Reading doesn’t hide our problems, but it allows us to take a break from them. Constant anxiety can be overpowering, and it has the effect of negatively impacting every experience you have. Getting lost in a great book allows you to escape your own nagging thoughts and lose yourself, your worries, and your anxieties, if only for a couple of hours. Sometimes that is all you need to escape the stresses of the workday.

Eat your meals in a less stressful environment.

Eating lunch at your desk is just another way to make your day more stressful. Getting away from your work environment to eat your lunch can do wonders for your stress level and productivity. Get out of the office (or home office) and use your lunchtime to be with nature. If you can’t pull it off every day, try to have lunch at least three times a week alone, away from the hustle-and-bustle of the office.

Fight tension with music therapy.

Music is known to have stress-reducing effects. Listening to music can be a quick route to calm your nervous system, relax, and getting yourself into a reduced stress state.

The following tips can help you release work-related stress:

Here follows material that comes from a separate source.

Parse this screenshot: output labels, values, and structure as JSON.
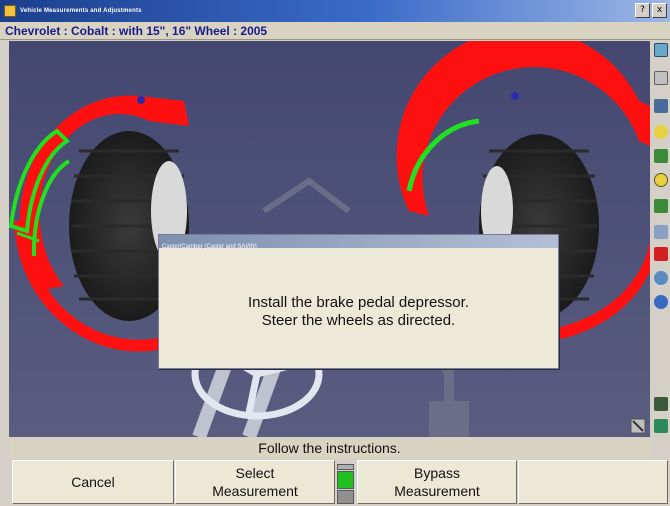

  • When you are stressed, use a playlist to redirect those fears and worries.
  • Celtic, Classical, Indian stringed, Native American, flutes, and even drums are capable of relaxing your mind on a stressful day. If music isn’t your thing, you might find the sounds of rain relaxing.
  • Try to find new music periodically. Listen to new genres of music.

Track your stressors at work.

Keep a journal to identify the most stressful situations at work. Note how you responded to the stressors. Record your feelings and thoughts. Include the people involved. Keeping a journal can help you identify patterns among your stressors and about how you reacted to them.

Talk to your supervisor about stress at work.

Employers understand the need to keep their employees healthy. Your supervisor has an incentive to help you reduce workplace stressors. Reach out to your boss and have an honest conversation about your thoughts. There is a good chance that your boss will work with you to develop a plan to manage stressors.

Consider herbal and natural supplements to manage stress.

To fight stress, there are many herbal and natural supplement options. They are known to effectively relieve and manage stress and anxiety.

Here is a brief overview of some of the most common herbal and natural supplements to fight stress:

  • Vitamin B: Studies show that B-complex supplements can be beneficial in mitigating symptoms of anxiety.  Vitamin B1 is critical for balancing blood sugar levels, which are an important factor in anxiety levels.
  • Omega-3 fatty acids: According to one study, medical students who took omega-3 supplements experienced a 20% reduction in anxiety symptoms.
  • Melatonin – If you are stressed out, falling asleep can be a challenge. Melatonin is a natural sleep aid, helping with your circadian rhythms (your 24-hours internal clock).
  • Valerian: It is widely used as a sleep aid due to its tranquilizing features.
  • Lemon balm: A member of the mint family, lemon balm has been studied for its anti-anxiety effects. According to studies, taking a single dose of lemon balm boosts alertness and calmness.  Adding lemon balm to foods can improve memory and reduce anxiety.
  • Ashwagandha: Ashwagandha seems effective at lowering symptoms of stress and anxiety by lowering cortisol levels, a stress hormone in the body.
  • Kava kava: Kava kava is an herbal remedy with a long history of use in alternative medicine. It is said to relieve stress and anxiety, and it is also considered a sleep aid. Studies show that the Kava kava supplement has a calming effect.

Some supplements can interact with medications or have side effects. Consult your doctor before you take any herbal or natural supplements.